Oaklands Farm Eggs posts loss after cage-free investment

The company's strategic report says financial results had been affected by a significant investment in cage-free
The company's strategic report says financial results had been affected by a significant investment in cage-free

Oaklands Farm Eggs has posted a pre-tax loss for the last financial year after multi-million-pound investment in cage-free systems.

The company made a loss before tax of £2.6 million in the 12 months to the end of March 2019.

In the same period last year Oaklands made a profit of just under £2 million.

Director Elwyn Griffiths said in his strategic report that the financial results had been affected by the company's investment in cage-free systems.

“With £8 million invested in plant and machinery over the last few years, the company now has systems fit for purpose.

“The exceptional development costs, loss of sales and human resources to achieve this gave us one off costs of £2,970,000 to the business.

“This has obviously impacted on financial performance,” he said in his report.

In his annual report last year, Elwyn said the company aimed to become the UK market leader in barn egg production.

He said the company was already supplying customers with barn eggs and added: “The business plans to become market leaders with cage-free barn production in a similar way to how we have led on colony egg production.

“The business plans to convert units at a rate of a new unit every 20 weeks to a target of over 500,000 cage-free birds.

“The business is now structured to take on more capacity to allow the supply of colony eggs and also to still enable the business to proceed to supply the cage-free market with the highest welfare standards.

“The company will work with the NGOs to establish the best outcomes for bird welfare.”

In his latest report with the 2019 accounts, Elwyn said the company had achieved its target.

“Our ambitious targets of rearing a unit every 20 weeks to become first and largest to market with cage-free egg production we achieved with over 500,00 birds being reared and in lay.

“The company led in the conversion to colony cage from battery cage and are ahead of the market in the new cage-free side of the business.

“This has led to the biggest challenge the family business has ever faced in adapting and developing systems fit for purpose.”

The latest accounts highlight the impact the investment has had on the financial performance of the business over the last 12 months.

Turnover was £66.3 million in 2018. It was £63.5 million in 2019. Oaklands suffered a pre-tax loss of £2.6 million.

Elwyn Griffiths pointed out in his strategic report for 2019 that there was no legal requirement for egg producers to go cage-free.

However, he said: “The company believe that to maintain a competitive advantage the business should offer a choice of all four legal production systems to be able to supply across all customer requirements.”

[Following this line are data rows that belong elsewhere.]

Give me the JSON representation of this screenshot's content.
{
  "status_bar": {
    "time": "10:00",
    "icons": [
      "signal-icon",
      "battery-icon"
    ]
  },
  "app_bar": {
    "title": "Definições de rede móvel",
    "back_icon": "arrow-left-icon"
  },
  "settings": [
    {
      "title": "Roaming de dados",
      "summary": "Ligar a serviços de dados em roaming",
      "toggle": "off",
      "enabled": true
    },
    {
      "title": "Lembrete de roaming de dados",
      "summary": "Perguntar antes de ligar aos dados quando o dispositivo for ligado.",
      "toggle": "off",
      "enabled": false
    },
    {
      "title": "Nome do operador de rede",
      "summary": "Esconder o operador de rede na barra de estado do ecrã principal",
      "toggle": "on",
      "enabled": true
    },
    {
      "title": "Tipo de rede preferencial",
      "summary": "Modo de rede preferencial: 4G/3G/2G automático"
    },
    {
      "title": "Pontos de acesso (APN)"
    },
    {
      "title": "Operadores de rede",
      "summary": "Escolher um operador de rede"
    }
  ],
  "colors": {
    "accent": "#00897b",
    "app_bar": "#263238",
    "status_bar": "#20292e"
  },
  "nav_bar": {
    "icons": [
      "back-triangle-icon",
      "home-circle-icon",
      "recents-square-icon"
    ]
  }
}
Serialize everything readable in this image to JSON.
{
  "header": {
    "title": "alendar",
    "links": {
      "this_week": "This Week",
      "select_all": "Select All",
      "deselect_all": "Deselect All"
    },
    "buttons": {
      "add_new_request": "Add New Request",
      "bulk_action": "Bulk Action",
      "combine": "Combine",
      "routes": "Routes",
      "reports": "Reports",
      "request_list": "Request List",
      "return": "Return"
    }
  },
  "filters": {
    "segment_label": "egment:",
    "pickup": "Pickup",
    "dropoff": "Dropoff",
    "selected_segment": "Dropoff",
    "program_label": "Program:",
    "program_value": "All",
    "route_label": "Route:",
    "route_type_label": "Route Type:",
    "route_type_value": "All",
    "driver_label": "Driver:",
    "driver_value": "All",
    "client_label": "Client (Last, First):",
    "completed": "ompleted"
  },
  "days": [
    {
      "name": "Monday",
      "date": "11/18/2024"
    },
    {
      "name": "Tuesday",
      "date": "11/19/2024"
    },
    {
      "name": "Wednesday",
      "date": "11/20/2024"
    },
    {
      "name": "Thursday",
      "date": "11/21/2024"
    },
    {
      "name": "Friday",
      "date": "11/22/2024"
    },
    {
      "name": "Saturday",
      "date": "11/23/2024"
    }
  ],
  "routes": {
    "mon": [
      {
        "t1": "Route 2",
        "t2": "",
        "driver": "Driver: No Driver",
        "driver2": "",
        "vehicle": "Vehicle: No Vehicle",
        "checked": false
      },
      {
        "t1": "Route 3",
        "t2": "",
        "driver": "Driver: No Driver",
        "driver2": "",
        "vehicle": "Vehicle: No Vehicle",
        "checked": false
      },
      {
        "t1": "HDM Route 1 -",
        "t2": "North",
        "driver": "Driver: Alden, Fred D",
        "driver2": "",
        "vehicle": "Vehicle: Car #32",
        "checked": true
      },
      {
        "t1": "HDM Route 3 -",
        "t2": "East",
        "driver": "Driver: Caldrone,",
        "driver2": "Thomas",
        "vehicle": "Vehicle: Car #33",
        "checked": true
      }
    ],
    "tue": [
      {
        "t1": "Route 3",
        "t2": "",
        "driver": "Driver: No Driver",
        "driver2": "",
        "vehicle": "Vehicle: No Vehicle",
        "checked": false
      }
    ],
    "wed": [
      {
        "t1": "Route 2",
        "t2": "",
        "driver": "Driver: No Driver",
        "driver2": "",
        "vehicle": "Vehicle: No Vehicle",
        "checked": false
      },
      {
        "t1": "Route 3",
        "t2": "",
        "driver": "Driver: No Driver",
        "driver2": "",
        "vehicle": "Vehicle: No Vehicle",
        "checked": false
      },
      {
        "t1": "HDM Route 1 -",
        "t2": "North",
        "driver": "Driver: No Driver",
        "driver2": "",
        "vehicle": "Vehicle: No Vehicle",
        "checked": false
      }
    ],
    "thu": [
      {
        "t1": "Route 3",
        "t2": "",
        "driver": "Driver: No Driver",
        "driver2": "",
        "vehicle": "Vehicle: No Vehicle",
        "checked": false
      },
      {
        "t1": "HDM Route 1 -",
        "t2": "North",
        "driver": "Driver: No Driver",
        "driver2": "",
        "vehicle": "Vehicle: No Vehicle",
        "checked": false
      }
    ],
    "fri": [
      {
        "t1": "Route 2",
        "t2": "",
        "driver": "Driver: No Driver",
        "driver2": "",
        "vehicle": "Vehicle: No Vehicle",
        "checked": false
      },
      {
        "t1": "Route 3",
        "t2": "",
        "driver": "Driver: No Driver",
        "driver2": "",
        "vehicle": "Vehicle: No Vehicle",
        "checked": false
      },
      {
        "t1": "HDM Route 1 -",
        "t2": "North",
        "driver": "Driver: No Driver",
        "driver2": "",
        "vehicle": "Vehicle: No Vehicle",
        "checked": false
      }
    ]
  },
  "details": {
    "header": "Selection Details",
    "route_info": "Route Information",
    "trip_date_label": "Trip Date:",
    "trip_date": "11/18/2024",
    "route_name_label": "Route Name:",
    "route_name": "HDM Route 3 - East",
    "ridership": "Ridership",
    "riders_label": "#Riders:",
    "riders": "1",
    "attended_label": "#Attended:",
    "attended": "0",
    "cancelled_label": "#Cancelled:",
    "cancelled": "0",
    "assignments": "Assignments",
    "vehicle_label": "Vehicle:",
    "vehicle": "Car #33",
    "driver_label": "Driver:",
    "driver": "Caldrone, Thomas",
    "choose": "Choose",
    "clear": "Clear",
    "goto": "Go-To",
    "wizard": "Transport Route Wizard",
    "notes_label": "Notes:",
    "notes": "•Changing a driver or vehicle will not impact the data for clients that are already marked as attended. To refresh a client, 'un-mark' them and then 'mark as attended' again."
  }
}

All major retailers in the UK and some leading food manufacturers have committed to moving away from using cage eggs by 2025 following pressure from animal welfare campaigners.